Content starts

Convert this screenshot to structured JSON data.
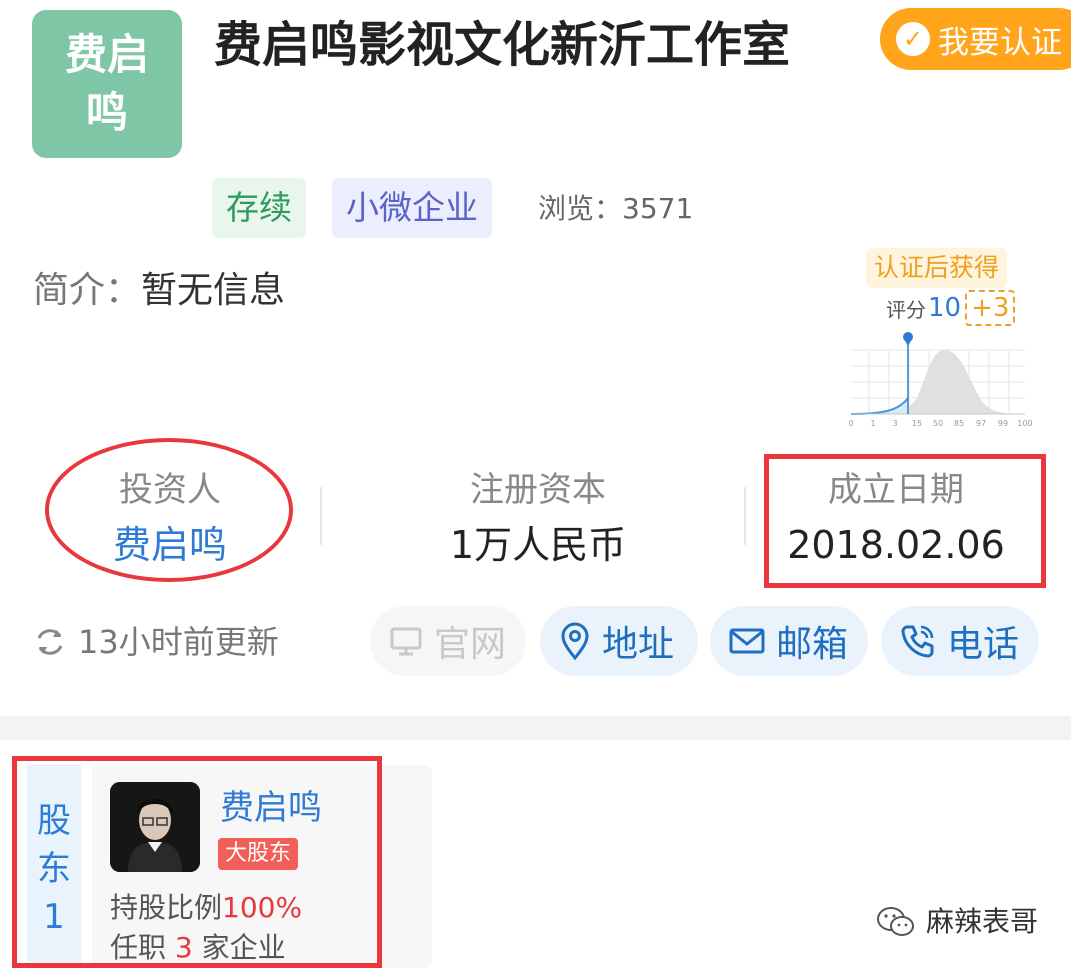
{
  "company": {
    "logo_text": "费启鸣",
    "name": "费启鸣影视文化新沂工作室",
    "verify_button": "我要认证",
    "tags": {
      "status": "存续",
      "scale": "小微企业"
    },
    "views": "浏览：3571",
    "intro_label": "简介：",
    "intro_value": "暂无信息"
  },
  "score": {
    "cert_tip": "认证后获得",
    "label": "评分",
    "value": "10",
    "bonus": "+3",
    "axis_ticks": [
      "0",
      "1",
      "3",
      "15",
      "50",
      "85",
      "97",
      "99",
      "100"
    ]
  },
  "stats": {
    "investor_label": "投资人",
    "investor_value": "费启鸣",
    "capital_label": "注册资本",
    "capital_value": "1万人民币",
    "date_label": "成立日期",
    "date_value": "2018.02.06"
  },
  "update_text": "13小时前更新",
  "contacts": {
    "website": "官网",
    "address": "地址",
    "email": "邮箱",
    "phone": "电话"
  },
  "shareholders": {
    "side_label_1": "股",
    "side_label_2": "东",
    "side_count": "1",
    "name": "费启鸣",
    "badge": "大股东",
    "ratio_label": "持股比例",
    "ratio_value": "100%",
    "jobs_prefix": "任职",
    "jobs_count": "3",
    "jobs_suffix": "家企业"
  },
  "watermark": "麻辣表哥",
  "colors": {
    "link_blue": "#2e7bd6",
    "logo_green": "#7fc6a6",
    "verify_orange": "#ffa41b",
    "highlight_red": "#e8383d"
  }
}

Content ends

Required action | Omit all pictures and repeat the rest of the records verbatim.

Written solution |
Convert this screenshot to structured JSON data.
{
  "company": {
    "logo_text": "费启鸣",
    "name": "费启鸣影视文化新沂工作室",
    "verify_button": "我要认证",
    "tags": {
      "status": "存续",
      "scale": "小微企业"
    },
    "views": "浏览：3571",
    "intro_label": "简介：",
    "intro_value": "暂无信息"
  },
  "score": {
    "cert_tip": "认证后获得",
    "label": "评分",
    "value": "10",
    "bonus": "+3",
    "axis_ticks": [
      "0",
      "1",
      "3",
      "15",
      "50",
      "85",
      "97",
      "99",
      "100"
    ]
  },
  "stats": {
    "investor_label": "投资人",
    "investor_value": "费启鸣",
    "capital_label": "注册资本",
    "capital_value": "1万人民币",
    "date_label": "成立日期",
    "date_value": "2018.02.06"
  },
  "update_text": "13小时前更新",
  "contacts": {
    "website": "官网",
    "address": "地址",
    "email": "邮箱",
    "phone": "电话"
  },
  "shareholders": {
    "side_label_1": "股",
    "side_label_2": "东",
    "side_count": "1",
    "name": "费启鸣",
    "badge": "大股东",
    "ratio_label": "持股比例",
    "ratio_value": "100%",
    "jobs_prefix": "任职",
    "jobs_count": "3",
    "jobs_suffix": "家企业"
  },
  "watermark": "麻辣表哥",
  "colors": {
    "link_blue": "#2e7bd6",
    "logo_green": "#7fc6a6",
    "verify_orange": "#ffa41b",
    "highlight_red": "#e8383d"
  }
}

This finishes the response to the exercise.